(Data excerpts)
- Opening Delimiter -

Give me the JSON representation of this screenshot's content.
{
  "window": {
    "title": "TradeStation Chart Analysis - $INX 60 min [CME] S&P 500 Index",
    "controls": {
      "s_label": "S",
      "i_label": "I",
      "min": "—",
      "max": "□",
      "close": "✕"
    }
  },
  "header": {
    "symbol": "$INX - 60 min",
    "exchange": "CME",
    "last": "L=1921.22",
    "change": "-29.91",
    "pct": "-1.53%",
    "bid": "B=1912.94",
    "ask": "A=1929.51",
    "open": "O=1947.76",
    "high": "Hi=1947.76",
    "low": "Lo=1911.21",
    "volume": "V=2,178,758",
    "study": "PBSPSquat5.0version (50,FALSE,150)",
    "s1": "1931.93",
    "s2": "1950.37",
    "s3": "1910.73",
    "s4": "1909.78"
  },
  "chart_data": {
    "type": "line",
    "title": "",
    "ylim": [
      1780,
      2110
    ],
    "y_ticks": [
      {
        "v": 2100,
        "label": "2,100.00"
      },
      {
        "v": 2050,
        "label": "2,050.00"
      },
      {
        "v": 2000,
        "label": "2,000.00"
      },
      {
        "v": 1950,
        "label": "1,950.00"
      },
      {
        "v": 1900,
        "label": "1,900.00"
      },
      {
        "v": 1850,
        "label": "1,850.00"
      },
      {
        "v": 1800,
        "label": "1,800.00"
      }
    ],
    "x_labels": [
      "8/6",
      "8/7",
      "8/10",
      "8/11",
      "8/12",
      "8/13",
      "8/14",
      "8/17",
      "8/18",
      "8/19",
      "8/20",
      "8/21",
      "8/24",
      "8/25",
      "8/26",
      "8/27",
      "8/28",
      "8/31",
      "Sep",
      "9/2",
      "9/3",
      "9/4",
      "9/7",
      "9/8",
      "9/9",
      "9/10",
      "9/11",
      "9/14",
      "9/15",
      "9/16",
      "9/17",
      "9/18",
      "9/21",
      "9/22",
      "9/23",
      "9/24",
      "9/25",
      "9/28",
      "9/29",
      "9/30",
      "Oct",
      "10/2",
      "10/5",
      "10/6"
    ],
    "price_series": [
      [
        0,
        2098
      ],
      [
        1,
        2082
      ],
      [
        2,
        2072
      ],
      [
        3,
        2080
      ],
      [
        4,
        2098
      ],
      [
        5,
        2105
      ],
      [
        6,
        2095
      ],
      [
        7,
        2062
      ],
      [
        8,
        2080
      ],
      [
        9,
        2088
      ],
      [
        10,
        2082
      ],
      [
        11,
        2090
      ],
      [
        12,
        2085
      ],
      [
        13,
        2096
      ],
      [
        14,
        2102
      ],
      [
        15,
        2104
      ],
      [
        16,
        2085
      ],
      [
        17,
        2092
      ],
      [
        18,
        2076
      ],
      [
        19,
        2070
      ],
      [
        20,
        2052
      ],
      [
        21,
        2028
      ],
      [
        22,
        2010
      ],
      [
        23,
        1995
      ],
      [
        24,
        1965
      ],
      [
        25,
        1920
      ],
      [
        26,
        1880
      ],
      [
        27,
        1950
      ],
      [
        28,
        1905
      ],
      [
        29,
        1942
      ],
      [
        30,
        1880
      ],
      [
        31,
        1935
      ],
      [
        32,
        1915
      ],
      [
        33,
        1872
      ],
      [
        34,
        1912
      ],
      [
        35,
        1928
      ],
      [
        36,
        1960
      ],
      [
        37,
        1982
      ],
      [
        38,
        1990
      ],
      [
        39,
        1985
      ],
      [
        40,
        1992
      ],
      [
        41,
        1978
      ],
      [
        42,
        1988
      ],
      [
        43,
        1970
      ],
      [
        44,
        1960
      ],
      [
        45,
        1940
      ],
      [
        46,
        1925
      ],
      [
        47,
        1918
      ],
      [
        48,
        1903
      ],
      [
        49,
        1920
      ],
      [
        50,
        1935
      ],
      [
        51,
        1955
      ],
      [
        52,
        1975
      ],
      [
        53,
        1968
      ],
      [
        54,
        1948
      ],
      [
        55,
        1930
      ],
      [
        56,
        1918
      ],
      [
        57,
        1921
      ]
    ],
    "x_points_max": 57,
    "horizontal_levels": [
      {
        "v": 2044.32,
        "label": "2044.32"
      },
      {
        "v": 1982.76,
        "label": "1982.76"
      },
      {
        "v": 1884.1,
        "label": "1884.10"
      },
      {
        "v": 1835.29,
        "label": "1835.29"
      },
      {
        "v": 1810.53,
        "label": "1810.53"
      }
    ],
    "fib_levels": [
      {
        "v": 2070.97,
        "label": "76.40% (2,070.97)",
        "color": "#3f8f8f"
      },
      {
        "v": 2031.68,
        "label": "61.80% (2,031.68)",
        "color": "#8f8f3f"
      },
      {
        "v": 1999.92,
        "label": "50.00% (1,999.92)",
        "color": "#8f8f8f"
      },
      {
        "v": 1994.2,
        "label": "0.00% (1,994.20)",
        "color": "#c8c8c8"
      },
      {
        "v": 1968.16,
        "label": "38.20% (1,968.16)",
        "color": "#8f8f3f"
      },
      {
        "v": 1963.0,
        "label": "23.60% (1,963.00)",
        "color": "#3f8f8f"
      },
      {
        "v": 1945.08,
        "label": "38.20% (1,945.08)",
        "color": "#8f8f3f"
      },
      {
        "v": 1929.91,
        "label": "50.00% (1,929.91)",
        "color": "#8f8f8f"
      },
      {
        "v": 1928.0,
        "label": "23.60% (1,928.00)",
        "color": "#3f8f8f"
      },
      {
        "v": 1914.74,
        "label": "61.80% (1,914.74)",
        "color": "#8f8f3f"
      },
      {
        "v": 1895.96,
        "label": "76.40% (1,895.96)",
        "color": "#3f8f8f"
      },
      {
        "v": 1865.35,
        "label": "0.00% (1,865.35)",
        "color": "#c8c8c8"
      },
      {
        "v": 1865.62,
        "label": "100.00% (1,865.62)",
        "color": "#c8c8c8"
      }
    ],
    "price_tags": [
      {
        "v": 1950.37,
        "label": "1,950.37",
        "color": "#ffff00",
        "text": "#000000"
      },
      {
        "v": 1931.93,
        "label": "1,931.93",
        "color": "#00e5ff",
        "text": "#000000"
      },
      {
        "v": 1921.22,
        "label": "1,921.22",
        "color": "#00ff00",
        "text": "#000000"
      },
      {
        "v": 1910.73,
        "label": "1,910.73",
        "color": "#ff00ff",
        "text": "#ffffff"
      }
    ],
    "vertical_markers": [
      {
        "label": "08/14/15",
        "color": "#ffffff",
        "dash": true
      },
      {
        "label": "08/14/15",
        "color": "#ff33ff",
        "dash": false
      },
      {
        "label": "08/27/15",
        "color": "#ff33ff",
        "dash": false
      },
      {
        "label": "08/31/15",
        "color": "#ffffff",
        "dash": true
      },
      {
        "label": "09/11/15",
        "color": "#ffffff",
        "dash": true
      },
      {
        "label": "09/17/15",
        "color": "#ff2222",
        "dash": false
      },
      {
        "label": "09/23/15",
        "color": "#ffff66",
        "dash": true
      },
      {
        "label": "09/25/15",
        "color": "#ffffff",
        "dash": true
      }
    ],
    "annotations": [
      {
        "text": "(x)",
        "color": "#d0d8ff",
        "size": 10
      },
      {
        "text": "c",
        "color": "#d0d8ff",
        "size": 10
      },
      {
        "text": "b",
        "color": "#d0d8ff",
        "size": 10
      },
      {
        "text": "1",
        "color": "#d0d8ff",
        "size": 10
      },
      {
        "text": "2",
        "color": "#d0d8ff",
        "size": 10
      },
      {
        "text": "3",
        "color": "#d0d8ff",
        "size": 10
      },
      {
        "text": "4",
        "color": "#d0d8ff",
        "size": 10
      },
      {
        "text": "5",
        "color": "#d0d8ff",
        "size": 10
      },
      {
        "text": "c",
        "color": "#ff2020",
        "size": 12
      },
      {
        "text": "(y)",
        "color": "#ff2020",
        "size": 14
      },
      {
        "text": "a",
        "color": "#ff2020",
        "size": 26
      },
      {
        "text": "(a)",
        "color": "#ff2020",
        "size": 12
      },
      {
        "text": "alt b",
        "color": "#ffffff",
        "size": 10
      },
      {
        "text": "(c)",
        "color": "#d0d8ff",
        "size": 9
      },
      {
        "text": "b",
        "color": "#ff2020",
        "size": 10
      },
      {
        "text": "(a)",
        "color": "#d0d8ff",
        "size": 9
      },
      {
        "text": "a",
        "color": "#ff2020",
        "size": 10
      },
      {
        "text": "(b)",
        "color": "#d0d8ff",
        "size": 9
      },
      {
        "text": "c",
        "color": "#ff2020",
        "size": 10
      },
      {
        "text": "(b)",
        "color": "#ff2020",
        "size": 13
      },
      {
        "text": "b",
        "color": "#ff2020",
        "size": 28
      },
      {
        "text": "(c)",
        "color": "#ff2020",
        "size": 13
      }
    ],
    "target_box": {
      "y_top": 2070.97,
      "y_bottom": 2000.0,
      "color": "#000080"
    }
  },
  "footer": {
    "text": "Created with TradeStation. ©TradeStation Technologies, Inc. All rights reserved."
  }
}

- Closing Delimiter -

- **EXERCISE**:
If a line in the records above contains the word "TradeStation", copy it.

- **SOLUTION FOR THIS EXERCISE**:
    "title": "TradeStation Chart Analysis - $INX 60 min [CME] S&P 500 Index",
    "text": "Created with TradeStation. ©TradeStation Technologies, Inc. All rights reserved."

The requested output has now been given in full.